TASK DESCRIPTION:
Filter the entries below, keeping every line that has the word "title".

--- MATERIAL PROVIDED Enclosed Below ---

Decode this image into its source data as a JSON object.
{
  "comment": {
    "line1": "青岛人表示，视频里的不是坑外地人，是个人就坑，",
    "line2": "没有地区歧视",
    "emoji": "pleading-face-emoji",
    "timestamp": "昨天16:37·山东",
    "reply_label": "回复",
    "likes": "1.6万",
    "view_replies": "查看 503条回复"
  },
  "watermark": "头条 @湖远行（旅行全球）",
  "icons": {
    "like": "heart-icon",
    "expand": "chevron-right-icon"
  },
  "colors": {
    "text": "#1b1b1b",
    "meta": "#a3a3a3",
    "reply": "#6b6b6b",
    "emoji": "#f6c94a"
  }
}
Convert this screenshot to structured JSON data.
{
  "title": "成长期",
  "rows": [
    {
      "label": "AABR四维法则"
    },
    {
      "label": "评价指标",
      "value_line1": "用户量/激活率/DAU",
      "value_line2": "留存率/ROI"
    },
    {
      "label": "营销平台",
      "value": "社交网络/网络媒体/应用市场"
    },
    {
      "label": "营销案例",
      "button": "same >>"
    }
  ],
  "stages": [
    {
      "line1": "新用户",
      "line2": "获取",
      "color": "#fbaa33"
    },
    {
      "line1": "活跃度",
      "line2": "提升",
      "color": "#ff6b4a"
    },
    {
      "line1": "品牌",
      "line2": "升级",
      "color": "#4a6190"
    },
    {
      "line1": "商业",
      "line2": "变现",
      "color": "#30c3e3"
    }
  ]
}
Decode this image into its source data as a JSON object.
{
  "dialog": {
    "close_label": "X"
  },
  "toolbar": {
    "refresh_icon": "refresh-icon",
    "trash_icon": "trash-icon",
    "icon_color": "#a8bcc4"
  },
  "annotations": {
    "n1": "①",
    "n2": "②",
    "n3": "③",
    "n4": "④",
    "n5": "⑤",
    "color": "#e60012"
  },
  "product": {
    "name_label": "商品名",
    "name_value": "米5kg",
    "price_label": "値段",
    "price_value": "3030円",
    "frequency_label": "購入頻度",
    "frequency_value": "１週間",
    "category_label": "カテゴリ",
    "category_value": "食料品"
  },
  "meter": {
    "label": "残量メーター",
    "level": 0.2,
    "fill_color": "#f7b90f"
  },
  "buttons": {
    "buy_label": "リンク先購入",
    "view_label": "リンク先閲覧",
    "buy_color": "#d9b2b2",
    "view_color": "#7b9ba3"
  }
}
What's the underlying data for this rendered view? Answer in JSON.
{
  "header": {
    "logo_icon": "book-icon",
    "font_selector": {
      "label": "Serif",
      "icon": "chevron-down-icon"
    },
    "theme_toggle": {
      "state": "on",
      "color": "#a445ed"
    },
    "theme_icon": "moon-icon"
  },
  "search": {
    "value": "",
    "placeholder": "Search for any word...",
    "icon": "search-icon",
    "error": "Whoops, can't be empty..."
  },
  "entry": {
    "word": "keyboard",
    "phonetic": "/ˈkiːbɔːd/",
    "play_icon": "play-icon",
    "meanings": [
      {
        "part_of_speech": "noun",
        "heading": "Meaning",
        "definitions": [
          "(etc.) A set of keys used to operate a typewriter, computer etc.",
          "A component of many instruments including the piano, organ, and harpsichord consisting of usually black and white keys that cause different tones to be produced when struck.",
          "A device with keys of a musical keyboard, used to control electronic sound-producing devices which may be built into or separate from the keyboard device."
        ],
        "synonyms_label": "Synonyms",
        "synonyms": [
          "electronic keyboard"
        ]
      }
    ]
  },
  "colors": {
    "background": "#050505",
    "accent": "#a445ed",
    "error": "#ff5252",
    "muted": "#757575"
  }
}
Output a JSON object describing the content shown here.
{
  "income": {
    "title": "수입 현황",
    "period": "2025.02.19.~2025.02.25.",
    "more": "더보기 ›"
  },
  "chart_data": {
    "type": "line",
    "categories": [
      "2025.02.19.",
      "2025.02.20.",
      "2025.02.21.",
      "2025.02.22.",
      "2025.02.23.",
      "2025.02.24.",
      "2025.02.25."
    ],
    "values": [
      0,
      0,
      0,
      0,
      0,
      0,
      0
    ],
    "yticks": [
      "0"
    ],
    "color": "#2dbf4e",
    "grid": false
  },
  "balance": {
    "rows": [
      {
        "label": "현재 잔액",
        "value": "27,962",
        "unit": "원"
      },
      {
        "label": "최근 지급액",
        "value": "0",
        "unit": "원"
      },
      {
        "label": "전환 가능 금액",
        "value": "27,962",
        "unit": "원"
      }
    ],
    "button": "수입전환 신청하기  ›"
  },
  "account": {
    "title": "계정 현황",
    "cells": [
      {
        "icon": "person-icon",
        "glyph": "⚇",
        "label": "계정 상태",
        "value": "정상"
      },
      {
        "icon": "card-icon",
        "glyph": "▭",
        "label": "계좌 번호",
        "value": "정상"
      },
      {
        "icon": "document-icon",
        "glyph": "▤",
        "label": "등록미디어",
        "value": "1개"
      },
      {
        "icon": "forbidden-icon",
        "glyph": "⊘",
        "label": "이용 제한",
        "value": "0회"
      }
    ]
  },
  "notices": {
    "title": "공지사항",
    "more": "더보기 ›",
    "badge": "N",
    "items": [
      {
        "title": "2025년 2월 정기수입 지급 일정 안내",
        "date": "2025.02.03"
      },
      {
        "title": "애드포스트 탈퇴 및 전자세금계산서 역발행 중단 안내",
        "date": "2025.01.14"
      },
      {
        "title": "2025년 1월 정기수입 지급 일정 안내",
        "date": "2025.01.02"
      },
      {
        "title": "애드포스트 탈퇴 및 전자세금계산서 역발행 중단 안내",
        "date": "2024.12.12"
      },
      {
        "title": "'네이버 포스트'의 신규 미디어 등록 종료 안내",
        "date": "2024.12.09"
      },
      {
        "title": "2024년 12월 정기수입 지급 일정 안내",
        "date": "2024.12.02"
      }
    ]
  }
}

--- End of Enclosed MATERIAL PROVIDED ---

WRITTEN SOLUTION:
  "title": "成长期",
    "title": "수입 현황",
    "title": "계정 현황",
    "title": "공지사항",
        "title": "2025년 2월 정기수입 지급 일정 안내",
        "title": "애드포스트 탈퇴 및 전자세금계산서 역발행 중단 안내",
        "title": "2025년 1월 정기수입 지급 일정 안내",
        "title": "애드포스트 탈퇴 및 전자세금계산서 역발행 중단 안내",
        "title": "'네이버 포스트'의 신규 미디어 등록 종료 안내",
        "title": "2024년 12월 정기수입 지급 일정 안내",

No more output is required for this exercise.